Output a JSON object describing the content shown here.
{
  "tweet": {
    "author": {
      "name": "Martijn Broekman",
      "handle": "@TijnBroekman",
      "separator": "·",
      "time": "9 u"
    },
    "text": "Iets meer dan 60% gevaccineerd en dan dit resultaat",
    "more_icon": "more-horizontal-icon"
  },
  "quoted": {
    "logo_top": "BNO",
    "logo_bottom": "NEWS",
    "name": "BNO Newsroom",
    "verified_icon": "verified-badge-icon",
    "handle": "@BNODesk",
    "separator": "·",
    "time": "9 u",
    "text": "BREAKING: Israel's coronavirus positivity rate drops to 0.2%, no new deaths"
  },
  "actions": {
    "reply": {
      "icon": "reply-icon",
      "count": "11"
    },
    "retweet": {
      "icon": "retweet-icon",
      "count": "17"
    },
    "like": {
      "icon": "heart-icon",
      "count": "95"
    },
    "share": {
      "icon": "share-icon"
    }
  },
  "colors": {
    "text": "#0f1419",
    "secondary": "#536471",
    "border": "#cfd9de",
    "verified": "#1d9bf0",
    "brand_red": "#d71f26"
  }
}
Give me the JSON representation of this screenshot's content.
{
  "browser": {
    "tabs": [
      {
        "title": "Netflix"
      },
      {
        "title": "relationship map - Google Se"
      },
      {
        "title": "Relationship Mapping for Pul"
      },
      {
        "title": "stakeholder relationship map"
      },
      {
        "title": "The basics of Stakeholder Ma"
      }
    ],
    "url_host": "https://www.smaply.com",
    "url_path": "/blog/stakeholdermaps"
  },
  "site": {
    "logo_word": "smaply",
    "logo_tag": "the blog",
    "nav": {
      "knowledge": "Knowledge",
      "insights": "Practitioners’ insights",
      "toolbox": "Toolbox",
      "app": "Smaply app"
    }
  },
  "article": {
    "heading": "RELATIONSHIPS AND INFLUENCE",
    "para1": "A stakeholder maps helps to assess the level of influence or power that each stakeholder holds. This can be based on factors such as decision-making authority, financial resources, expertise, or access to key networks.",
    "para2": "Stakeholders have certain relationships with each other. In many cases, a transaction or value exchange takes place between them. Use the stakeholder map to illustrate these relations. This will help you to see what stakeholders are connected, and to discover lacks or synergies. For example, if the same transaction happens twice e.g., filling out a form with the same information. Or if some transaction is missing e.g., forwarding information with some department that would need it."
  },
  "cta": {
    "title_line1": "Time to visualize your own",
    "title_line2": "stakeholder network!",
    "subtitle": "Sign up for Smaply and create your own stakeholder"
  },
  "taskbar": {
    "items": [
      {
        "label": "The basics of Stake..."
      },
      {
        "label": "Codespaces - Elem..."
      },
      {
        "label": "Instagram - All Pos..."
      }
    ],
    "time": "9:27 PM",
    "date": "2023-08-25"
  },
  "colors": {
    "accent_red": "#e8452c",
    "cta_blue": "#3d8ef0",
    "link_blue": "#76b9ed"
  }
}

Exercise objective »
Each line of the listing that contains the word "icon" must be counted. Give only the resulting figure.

Solution to this exercise »
6